-- DATA RECORDS --
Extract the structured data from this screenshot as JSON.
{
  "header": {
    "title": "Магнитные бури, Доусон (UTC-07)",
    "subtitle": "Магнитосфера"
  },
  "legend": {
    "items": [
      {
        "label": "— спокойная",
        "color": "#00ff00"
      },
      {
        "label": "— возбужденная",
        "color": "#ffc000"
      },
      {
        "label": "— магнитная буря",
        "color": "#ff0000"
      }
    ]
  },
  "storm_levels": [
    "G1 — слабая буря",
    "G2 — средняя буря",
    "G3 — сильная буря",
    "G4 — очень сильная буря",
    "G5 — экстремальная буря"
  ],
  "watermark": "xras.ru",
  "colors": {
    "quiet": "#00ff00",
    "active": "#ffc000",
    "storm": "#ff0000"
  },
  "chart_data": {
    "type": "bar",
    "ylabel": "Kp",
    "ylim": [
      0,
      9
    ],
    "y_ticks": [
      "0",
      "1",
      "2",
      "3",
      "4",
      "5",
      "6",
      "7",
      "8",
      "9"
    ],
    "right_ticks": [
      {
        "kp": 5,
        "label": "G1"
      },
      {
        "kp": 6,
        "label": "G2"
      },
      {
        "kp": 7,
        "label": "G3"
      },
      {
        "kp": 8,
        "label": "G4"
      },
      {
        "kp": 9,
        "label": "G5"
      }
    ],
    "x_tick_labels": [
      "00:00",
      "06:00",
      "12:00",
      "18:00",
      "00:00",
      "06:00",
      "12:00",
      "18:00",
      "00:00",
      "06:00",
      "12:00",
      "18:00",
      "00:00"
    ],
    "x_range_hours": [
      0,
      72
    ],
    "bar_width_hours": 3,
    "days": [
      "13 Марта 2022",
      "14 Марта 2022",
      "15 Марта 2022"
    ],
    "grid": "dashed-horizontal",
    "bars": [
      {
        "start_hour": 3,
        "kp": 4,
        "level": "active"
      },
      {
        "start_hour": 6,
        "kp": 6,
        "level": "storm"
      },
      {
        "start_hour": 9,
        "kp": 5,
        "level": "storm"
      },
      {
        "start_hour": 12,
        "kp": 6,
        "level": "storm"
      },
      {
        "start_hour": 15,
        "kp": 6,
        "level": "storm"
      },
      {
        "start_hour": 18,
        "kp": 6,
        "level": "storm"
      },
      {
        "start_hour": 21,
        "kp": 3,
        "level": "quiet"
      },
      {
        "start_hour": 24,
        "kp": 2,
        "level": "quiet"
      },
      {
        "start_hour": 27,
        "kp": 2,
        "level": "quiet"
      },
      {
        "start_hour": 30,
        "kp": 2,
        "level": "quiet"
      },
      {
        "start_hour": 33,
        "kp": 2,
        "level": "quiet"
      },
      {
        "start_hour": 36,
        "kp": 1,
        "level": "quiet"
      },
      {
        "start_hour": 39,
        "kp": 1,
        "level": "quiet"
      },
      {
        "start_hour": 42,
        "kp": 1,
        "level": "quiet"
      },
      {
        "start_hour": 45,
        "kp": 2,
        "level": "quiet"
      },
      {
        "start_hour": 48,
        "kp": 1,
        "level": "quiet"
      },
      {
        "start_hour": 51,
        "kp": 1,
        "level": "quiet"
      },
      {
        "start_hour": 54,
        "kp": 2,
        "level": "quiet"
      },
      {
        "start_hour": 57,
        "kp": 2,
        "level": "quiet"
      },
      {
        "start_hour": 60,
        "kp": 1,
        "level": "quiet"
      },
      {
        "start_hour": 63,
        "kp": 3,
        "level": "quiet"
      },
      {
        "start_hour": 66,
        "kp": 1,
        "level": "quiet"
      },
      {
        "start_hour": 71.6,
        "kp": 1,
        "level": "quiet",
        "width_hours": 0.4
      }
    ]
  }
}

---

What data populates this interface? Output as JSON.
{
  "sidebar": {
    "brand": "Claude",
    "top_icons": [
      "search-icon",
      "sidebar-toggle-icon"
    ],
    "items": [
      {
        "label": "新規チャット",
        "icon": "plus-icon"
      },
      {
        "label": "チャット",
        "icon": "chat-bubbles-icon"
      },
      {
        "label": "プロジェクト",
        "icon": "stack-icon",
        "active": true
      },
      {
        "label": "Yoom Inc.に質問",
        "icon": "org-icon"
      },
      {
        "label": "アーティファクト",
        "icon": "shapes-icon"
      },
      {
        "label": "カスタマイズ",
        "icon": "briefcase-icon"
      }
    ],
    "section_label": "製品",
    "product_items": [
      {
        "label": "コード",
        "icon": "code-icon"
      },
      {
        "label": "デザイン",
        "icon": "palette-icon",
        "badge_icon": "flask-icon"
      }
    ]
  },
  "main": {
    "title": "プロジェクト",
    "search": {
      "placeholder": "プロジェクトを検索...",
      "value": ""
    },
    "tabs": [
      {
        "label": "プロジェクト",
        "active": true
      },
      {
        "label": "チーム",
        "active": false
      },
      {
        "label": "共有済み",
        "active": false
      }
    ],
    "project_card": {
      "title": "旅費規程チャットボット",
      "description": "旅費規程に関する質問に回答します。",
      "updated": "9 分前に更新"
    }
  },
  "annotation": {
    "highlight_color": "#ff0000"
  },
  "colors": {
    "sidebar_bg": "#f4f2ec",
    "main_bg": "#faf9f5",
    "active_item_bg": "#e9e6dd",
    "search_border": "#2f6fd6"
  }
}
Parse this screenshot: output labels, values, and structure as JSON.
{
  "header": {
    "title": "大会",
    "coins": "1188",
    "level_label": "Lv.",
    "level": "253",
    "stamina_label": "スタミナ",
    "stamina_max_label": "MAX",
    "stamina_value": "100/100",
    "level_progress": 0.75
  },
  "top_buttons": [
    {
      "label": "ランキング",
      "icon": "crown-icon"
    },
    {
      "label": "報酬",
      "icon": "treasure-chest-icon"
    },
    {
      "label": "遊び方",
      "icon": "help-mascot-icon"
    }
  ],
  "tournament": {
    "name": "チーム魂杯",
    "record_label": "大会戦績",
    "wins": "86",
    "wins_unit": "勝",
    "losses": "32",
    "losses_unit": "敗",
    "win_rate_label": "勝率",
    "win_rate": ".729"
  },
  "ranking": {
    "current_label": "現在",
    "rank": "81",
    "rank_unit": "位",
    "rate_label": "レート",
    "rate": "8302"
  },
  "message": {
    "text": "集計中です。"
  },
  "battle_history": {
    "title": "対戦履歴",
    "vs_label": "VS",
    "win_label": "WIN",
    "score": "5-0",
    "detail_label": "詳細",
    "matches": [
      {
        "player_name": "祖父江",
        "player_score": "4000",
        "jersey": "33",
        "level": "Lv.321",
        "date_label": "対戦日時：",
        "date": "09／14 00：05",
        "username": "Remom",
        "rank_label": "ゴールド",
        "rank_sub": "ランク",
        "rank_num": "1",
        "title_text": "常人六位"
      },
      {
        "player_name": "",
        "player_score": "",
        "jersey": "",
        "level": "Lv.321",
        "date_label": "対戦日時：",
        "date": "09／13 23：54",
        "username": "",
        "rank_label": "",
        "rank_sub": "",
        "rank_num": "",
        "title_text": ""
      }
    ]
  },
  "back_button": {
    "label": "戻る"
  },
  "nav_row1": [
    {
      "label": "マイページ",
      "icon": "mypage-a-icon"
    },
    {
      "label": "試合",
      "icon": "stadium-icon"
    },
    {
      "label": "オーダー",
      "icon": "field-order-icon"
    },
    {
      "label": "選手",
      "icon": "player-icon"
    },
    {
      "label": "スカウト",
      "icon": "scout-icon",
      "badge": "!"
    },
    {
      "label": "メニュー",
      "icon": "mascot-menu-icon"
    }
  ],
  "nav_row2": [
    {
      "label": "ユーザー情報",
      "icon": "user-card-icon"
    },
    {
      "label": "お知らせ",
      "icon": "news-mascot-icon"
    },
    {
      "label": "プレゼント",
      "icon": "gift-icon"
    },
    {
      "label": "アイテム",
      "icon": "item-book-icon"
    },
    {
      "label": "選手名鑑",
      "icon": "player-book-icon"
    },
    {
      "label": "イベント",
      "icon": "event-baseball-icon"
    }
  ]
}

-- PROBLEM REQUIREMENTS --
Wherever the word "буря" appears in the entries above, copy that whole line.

-- RESPONSE --
        "label": "— магнитная буря",
    "G1 — слабая буря",
    "G2 — средняя буря",
    "G3 — сильная буря",
    "G4 — очень сильная буря",
    "G5 — экстремальная буря"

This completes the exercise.